As long as Crossroads can find funding, the Fall Archaeological Dig will be a rite of passage for area middle school students. Thanks to this annual activity, we have located and registered Native American archaeological sites spanning 2000 years of occupation on the three Crossroads properties.
During the past four years, students from Sturgeon Bay and Sevastopol, under the close supervision of the professionals of Midwest Archaeological Consultants, have excavated a previously unknown chapter of Door County history. Using rigorous archaeological excavation techniques and documentation, students have unearthed arrowheads, stone knives, scrapers, fire-cracked-rocks, thousands of pieces of chert, pottery and copious quantities of animal bones and teeth.
Ours are not the only prehistoric sites in Sturgeon Bay. In 2003, an excavation was conducted on Sturgeon Bay’s Westside at the Cardy Paleo-Indian Campsite. The Cardy site confirmed that native people have been living and hunting on the peninsula for at least 11,500 years. That excavation revealed projectile points called Gainey Points which were sophisticated and beautifully shaped arrowheads.
Current evidence indicates that the site located on The Cove probably was a seasonal campsite dating back at least 1000 years though some evidence suggests perhaps it could be pushed back 3000 years.
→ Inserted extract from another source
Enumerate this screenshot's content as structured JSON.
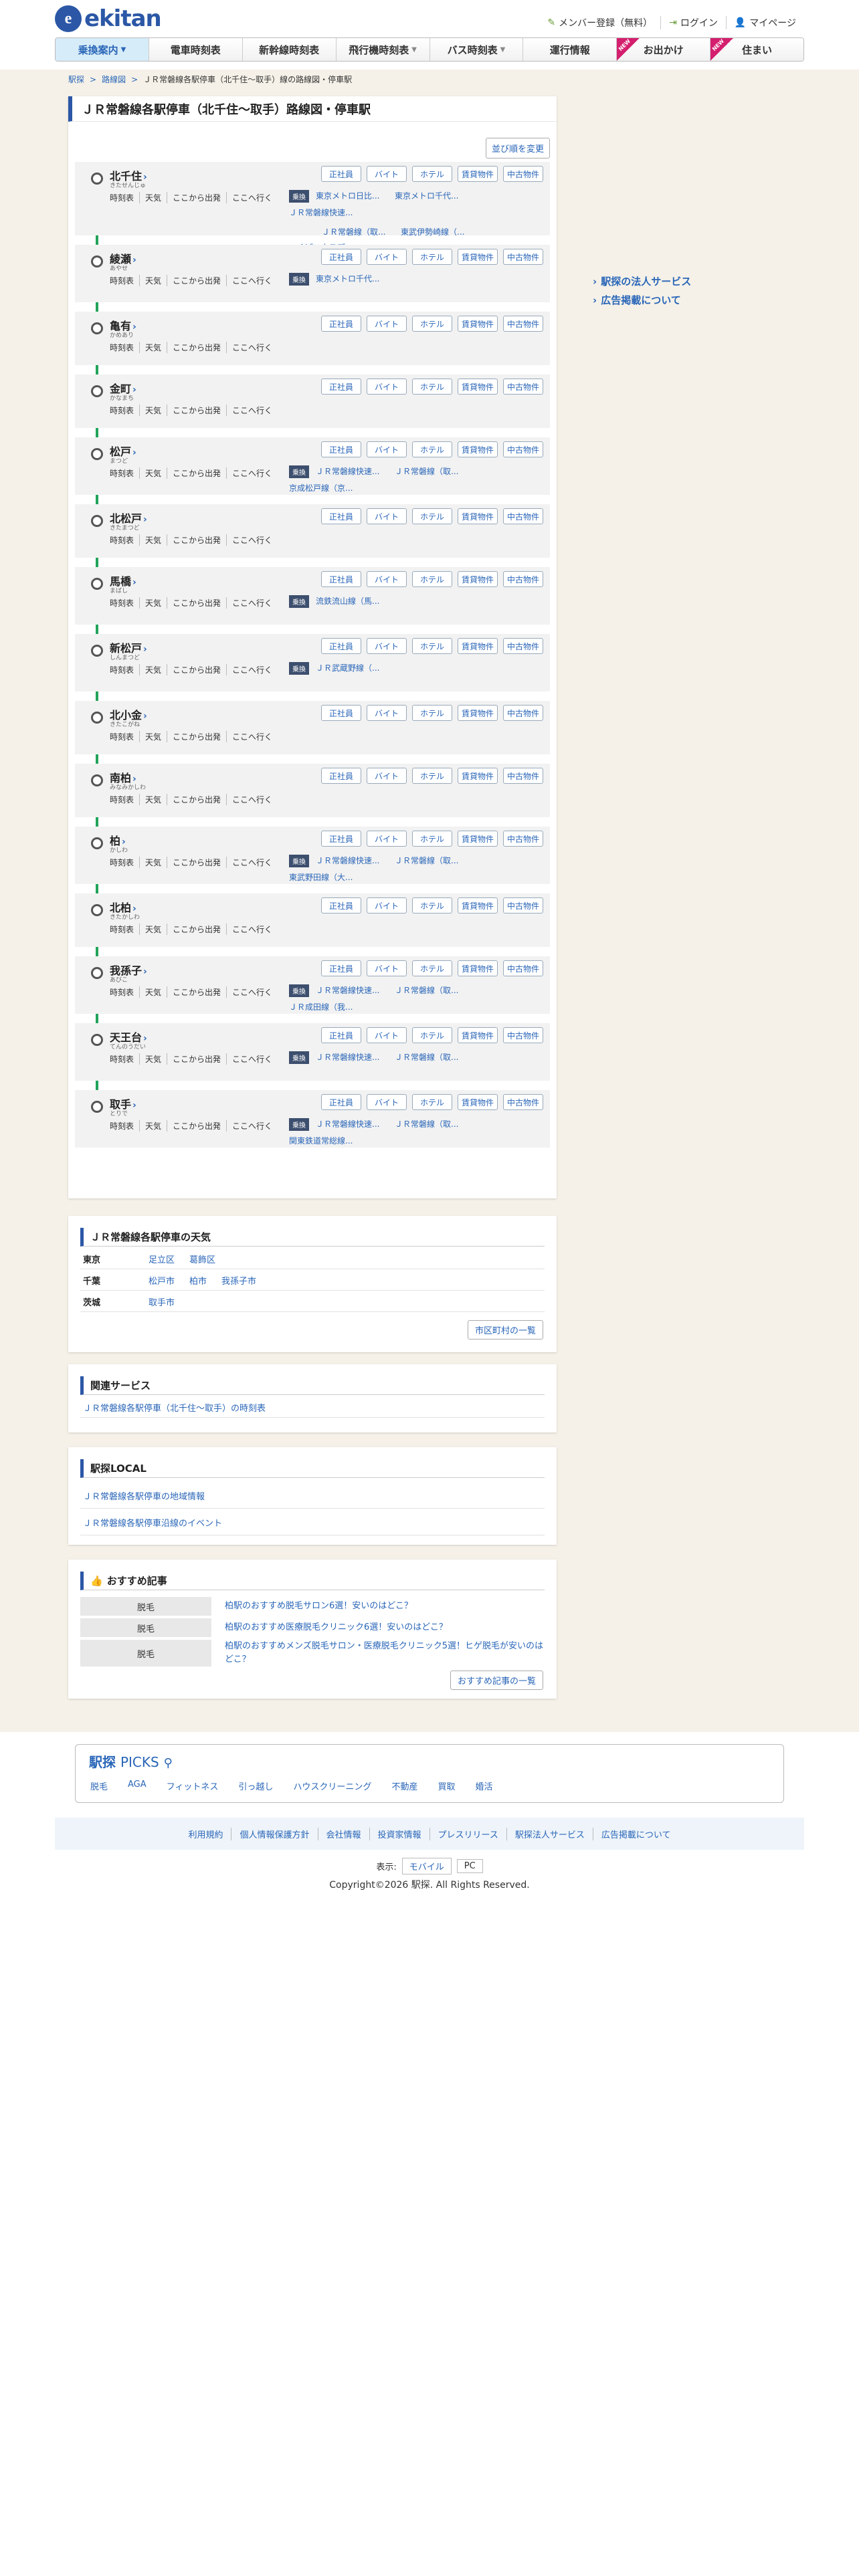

The site at Ida Bay consists of a North Bay Culture approximately 1600-2000 years old, as evidenced by pottery and projectile point styles. Soon we will receive C14 dates from charcoal samples so that we can assign a more accurate date on the Ida Bay site. But I was surprised that the projectile points the middle school students found seemed small and crude–certainly not as impressive as the much older Grainey Points
Fortunately, one of our archaeologists is also a skilled flint-knapper who will be demonstrating how raw stone can be fashioned into prehistoric tools. He doesn’t just make stone tools. He also knows a great deal about how stone tools changed through time and the cultural, economic and environmental inputs that acted on specific forms. When I asked him why the older points were larger and more carefully crafted, he replied, “Climate change.” And he was serious.
Back when people were inhabiting the Cardy Site, the most recent Ice Age was just ending. The land must have resembled the tundra and consequently, mammals were huge—caribou, muskox and even wooly mammoths. Long spears capped with meticulously manufactured projectile points launched with a throwing stick called an “atlatl” would have been required to bring down such large prey.
The people who hunted along Big Creek 2000 years ago were more likely to be eating small mammals and fish as well as deer and bear. A projectile point designed to kill smaller prey did not need to be carefully fashioned. From the size and shapes of artifacts and from bone fragments, we can speculate that two thousand years ago animals were smaller and that the climate had become warmer.
This year, the dig will be at The Cove, at the mouth of Big Creek just east of the little bridge on Utah Street. We encourage visitors to watch the students work, and listen to the archaeologists instruct them or adults can participate themselves on Thursday afternoon starting at 2:00. Please call 746-5895 to sign up for the adult dig so you too can travel back through time and look for evidence to answer perplexing questions such as what drew native people to this precise location on the landscape? what plants and animals lived there? and as Lake Michigan and climate changed, what adaptations did the people make to survive?
The Educator Workshop on Climate Change has been postponed, but on Monday, October 9, at 7:00, The Climate Change Coalition will bring Lee E. Frelich Ph.D., the director of the University of Minnesota’s Center for Forest Ecology to Crossroads to present the lecture, “How the Lowly Earthworm Becomes a Climate Villain”.
While earthworms can be very beneficial in a garden, they actually are an invasive species in regions that once were covered by Ice Age glaciers. According to Frelich, “Earthworms transform the response of forests to climate change by fostering warming and drying soils in summer, changing conditions for seed germination, disrupting symbiotic soil biota, and even increasing carbon dioxide levels because they eat leaf litter.” [Just an aside, worms can mess up archaeological sites too.] The program is free and open to the public.
Crossroads at Big Creek is made up of three properties: Ida Bay, The Cove, and the Big Creek Preserves. The Collins Learning Center, located at 2041 Michigan Street , is open daily 2:00-4:30 and during scheduled programs. The upgraded Parking Lot, restrooms and trails are always open.